::: Record set
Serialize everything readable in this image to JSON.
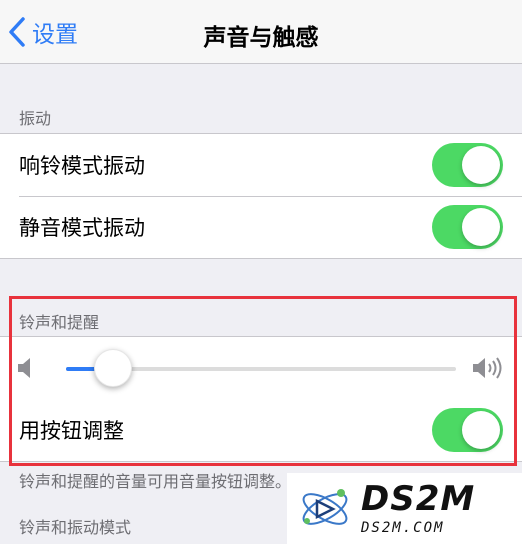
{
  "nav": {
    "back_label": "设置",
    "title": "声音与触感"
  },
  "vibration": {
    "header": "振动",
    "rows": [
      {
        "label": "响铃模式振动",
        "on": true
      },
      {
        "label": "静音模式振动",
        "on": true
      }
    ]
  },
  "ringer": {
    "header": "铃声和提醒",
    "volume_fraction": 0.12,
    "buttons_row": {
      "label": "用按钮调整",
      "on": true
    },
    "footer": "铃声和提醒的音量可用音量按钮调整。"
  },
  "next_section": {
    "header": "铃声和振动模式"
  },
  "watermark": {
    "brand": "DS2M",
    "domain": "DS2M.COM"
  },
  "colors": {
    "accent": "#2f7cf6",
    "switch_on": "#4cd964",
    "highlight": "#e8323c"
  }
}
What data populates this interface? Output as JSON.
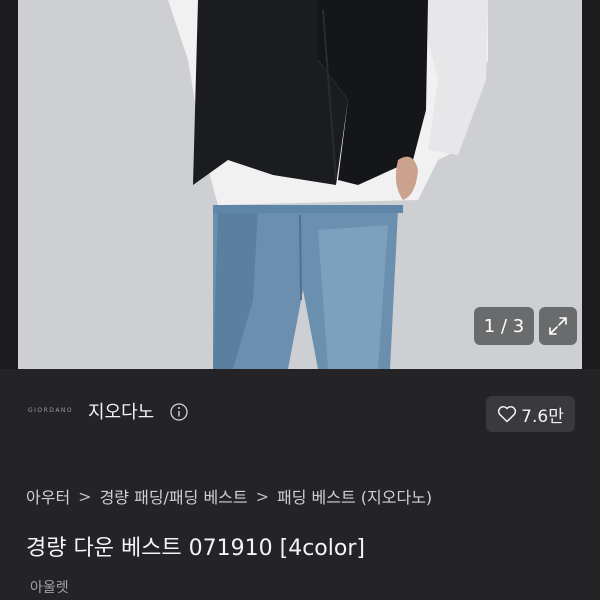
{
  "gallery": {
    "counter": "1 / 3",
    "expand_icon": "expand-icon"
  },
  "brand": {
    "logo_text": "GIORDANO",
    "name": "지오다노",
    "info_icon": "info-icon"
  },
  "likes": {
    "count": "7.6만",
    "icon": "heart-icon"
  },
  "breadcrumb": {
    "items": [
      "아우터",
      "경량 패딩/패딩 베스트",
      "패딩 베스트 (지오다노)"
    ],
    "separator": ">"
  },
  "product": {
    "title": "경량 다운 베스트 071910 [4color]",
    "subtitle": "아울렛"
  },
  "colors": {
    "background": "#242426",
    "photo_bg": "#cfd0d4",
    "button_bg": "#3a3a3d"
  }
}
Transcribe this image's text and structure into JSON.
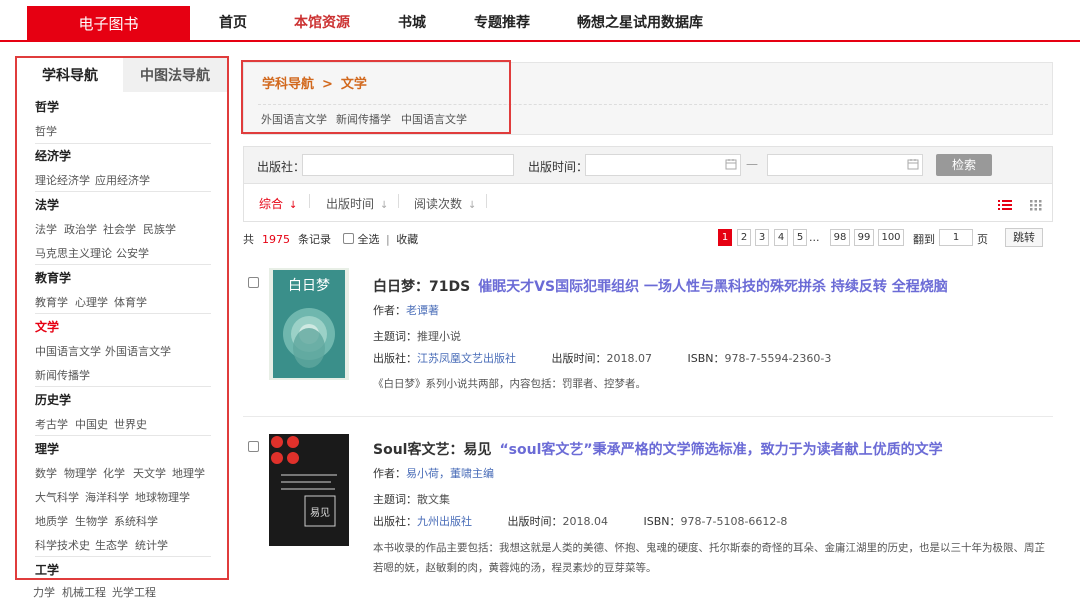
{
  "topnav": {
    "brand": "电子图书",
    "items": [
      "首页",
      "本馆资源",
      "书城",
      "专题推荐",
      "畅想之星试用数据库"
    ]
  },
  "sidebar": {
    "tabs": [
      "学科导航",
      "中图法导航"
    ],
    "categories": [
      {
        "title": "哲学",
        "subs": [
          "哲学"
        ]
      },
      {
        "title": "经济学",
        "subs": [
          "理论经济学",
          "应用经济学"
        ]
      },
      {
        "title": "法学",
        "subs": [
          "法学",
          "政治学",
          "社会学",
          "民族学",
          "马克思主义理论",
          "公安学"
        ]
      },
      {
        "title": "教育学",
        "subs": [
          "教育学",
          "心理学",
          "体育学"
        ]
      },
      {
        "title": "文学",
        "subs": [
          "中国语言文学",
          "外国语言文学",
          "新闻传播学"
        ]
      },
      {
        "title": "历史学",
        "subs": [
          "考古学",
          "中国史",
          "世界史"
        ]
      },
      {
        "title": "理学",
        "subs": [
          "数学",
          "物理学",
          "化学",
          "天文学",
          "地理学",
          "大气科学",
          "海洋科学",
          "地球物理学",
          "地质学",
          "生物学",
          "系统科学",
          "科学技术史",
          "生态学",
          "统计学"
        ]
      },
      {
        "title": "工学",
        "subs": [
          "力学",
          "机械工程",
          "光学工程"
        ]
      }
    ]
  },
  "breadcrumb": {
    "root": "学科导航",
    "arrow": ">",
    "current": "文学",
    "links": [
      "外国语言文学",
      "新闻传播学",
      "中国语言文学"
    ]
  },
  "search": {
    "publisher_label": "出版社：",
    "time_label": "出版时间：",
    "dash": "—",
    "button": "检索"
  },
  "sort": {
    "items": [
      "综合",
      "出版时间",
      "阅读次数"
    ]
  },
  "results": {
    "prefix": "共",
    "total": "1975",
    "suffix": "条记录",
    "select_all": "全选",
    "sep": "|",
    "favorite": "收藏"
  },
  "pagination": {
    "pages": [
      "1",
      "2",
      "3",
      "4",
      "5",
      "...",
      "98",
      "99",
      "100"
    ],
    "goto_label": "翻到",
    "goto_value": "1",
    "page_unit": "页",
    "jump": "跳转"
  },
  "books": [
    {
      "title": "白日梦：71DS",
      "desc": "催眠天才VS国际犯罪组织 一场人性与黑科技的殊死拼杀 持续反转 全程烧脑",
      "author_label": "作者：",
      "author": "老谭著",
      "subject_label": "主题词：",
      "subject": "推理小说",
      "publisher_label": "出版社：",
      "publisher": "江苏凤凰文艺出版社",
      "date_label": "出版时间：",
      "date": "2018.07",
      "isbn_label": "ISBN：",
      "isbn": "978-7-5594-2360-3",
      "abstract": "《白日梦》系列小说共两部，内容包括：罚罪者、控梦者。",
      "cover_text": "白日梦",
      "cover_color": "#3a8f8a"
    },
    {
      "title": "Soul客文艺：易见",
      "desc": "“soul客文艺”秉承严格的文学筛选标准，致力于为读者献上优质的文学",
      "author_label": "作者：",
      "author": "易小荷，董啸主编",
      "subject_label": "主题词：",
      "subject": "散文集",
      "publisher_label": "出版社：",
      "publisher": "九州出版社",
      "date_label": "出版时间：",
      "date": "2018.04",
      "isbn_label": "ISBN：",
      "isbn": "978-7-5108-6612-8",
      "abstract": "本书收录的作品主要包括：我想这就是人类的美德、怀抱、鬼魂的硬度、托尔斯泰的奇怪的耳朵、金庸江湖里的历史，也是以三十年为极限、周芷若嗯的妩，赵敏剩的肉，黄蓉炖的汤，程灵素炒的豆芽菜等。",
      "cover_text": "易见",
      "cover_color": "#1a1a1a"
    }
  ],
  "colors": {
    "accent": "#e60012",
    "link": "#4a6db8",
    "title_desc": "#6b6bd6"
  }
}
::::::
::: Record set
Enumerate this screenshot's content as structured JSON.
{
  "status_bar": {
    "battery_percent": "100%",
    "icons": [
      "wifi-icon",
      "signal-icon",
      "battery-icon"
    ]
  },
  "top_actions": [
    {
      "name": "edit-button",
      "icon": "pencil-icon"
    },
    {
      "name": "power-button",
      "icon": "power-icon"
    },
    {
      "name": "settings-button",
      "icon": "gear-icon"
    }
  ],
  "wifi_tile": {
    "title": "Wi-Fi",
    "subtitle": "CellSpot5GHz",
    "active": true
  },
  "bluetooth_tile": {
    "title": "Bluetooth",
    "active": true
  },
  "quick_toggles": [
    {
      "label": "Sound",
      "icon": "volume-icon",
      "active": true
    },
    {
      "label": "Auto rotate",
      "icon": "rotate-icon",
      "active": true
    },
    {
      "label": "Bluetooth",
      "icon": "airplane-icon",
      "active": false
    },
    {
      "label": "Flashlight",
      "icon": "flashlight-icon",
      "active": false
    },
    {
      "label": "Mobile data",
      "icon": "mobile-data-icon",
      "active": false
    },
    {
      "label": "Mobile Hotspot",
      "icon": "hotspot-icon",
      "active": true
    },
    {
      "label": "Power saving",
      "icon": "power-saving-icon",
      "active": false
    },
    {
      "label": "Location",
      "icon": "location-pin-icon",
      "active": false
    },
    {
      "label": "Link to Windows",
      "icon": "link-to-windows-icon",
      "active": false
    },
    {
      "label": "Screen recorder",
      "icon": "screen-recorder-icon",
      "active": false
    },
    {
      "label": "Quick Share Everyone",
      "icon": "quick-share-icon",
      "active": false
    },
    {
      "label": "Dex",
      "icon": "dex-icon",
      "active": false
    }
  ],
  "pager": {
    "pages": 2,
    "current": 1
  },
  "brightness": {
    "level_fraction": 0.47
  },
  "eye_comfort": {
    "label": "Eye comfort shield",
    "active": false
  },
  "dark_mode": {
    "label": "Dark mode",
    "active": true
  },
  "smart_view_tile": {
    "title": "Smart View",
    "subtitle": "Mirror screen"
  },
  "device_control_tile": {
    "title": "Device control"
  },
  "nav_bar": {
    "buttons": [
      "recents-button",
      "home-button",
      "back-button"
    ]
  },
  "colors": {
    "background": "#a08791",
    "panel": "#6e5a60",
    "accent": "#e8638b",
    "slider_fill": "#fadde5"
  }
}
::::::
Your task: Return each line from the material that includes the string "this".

Solution below:
Serialize everything readable in this image to JSON.
What data populates this interface? Output as JSON.
Transcribe this image's text and structure into JSON.
Enumerate this screenshot's content as structured JSON.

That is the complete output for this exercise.